If you are not an ASABE member or if your employer has not arranged for access to the full-text, Click here for options.
Thermal conditions in A piglet nest covered in different ways
Published by the American Society of Agricultural and Biological Engineers, St. Joseph, Michigan www.asabe.orgCitation: No Citation available.
Authors: H.M. Houszka, J. S. Strøm, S. Morsing
Keywords: Piglet nest, Cover configurations, Air temperature, Black globe temperature
In farrowing houses, higher temperatures are needed more for the piglets than for the sow. One of the methods frequently used to achieve this is to maintain a low room air temperature and provide protection of the piglets by covering the nest area in different ways. Only limited information is found in literature on the specific thermal consequences of different nest cover designs, however.
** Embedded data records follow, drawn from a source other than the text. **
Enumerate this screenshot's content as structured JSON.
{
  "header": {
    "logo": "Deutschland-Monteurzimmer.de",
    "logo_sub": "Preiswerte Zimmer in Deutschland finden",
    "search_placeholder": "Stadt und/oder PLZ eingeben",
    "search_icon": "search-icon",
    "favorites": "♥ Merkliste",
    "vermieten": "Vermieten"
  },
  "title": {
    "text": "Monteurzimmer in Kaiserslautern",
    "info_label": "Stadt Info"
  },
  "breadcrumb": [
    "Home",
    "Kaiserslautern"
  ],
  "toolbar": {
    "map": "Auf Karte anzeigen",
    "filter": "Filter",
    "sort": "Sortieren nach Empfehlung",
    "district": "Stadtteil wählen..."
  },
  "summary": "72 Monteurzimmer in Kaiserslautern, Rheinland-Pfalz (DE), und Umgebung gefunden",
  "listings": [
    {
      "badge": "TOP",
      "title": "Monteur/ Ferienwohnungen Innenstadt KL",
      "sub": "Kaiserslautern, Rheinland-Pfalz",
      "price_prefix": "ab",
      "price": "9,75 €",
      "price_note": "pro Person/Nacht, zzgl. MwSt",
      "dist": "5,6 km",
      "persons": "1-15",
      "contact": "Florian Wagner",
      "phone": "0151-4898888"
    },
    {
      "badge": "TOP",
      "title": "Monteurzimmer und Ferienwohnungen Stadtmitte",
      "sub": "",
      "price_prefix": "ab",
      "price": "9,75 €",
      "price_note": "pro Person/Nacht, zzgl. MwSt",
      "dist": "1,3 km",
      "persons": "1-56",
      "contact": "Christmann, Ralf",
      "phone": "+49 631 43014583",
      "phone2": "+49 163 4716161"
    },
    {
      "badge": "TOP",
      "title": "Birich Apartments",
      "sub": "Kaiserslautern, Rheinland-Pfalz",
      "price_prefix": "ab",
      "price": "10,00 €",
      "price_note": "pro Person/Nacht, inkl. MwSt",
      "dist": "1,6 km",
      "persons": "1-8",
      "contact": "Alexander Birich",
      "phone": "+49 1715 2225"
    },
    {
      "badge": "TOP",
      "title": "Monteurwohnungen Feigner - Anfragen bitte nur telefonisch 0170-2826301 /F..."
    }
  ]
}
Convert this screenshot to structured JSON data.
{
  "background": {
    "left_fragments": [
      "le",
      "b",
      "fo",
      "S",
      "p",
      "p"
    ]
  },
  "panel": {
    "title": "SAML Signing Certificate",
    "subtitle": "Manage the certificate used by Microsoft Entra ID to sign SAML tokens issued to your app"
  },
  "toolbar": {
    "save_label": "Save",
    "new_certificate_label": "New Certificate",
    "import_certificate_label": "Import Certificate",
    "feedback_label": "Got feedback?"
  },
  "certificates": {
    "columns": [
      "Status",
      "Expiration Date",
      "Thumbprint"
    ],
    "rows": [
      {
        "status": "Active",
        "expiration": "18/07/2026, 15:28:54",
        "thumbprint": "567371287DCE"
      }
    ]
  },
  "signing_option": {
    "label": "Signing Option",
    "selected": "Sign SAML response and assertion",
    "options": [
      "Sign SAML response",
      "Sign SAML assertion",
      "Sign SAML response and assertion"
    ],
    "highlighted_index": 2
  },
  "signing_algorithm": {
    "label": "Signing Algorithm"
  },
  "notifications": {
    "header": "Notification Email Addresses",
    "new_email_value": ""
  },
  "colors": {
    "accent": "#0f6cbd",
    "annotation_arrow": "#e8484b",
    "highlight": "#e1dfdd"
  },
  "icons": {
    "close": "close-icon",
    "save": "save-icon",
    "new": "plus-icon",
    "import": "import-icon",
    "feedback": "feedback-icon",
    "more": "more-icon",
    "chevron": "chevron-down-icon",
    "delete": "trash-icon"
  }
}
A series of experiments was conducted with a 0.6 m by 1.0 m nest area surrounded by 10 different cover combinations. The experiments contained three groups of nest designs: “only roof” over the nest area, “only walls” around the nest area, and finally, combinations of “roof and walls”. The roof and walls were made of 10 mm insulated panels.
The nest was placed in a draft free room, where the air temperature was maintained at 21 °C, and heated with 140 W electric floor panel with dimensions equal to the nest floor area. Air temperatures and black globe temperatures were measured in 9 positions in the nest. Floor panel surface temperature was recorded with an infrared imaging camera.
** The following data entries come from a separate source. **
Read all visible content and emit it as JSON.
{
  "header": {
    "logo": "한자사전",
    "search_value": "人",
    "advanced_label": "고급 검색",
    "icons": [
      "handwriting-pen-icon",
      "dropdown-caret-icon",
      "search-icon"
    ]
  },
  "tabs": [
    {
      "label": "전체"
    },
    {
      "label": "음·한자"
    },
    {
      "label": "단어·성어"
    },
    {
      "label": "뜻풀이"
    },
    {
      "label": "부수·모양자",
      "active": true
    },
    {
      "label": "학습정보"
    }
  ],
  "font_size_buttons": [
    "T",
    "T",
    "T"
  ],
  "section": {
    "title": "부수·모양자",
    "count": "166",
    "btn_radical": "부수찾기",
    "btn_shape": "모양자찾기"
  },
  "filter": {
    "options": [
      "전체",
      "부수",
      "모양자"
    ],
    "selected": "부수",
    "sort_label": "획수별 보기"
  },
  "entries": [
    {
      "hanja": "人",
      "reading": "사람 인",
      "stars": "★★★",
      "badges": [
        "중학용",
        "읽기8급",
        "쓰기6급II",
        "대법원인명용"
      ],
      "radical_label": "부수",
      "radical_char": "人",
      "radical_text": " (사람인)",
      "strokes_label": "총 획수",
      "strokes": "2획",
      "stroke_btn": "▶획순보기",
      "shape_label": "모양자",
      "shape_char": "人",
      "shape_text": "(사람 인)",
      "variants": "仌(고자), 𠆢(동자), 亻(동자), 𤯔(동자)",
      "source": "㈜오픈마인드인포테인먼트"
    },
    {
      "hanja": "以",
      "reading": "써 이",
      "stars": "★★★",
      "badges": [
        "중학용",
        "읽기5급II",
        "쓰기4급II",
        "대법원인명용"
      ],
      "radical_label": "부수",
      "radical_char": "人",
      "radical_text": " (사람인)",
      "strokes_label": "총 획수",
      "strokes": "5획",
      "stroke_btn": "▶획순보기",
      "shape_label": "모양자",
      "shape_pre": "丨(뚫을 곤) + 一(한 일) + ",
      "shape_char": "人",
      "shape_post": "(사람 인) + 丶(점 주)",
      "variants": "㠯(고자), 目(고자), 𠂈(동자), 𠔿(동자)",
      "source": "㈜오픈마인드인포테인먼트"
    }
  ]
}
The increase in air temperature in the nest relative to the surrounding room air (the air temperature lift) was in general surprisingly small. The use of “roof only” or “walls only” resulted in an average air temperature lift of less than 2°C. With “roof and walls” in combination with open access front, a slightly higher temperature lift of the order of 3°C was achieved. A supplementary protection of the entrance to the nest by use of a front plate or a curtain gave an air temperature lift of 4 - 8°C.
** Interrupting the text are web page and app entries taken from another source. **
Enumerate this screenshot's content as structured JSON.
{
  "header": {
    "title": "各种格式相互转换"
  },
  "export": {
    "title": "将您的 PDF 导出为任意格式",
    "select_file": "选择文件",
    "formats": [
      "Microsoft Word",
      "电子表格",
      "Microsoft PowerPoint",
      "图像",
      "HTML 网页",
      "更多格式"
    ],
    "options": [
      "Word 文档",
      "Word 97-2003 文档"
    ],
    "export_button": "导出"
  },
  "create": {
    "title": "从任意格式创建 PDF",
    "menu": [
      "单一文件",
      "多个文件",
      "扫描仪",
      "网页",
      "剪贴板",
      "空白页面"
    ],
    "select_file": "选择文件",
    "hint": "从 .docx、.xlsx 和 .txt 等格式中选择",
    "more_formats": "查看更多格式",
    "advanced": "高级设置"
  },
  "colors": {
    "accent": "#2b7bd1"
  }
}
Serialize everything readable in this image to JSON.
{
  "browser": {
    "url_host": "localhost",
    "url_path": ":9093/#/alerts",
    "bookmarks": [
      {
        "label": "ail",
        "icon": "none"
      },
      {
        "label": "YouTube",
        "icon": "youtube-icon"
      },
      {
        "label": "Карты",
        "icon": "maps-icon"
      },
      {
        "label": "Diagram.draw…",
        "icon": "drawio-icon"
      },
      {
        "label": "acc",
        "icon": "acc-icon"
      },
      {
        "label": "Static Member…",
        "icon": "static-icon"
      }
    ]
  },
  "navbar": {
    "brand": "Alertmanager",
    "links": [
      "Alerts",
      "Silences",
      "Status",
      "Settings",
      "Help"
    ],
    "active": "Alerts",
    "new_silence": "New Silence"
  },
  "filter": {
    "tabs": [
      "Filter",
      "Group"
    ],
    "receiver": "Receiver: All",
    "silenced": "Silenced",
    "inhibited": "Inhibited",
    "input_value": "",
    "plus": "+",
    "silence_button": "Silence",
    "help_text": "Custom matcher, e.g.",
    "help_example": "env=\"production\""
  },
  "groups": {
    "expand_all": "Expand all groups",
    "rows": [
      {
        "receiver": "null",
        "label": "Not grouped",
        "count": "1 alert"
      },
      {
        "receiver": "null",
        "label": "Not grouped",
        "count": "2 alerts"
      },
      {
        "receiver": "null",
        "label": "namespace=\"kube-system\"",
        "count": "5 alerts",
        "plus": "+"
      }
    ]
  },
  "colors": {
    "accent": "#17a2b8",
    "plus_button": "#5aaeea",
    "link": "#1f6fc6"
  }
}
For most cover designs the black globe temperature lift was approximately 2 °C higher than the air temperature lift. The highest black globe temperature lift of 10°C was observed for the nest covered with walls, roof and front curtain.
(Download PDF) (Export to EndNotes)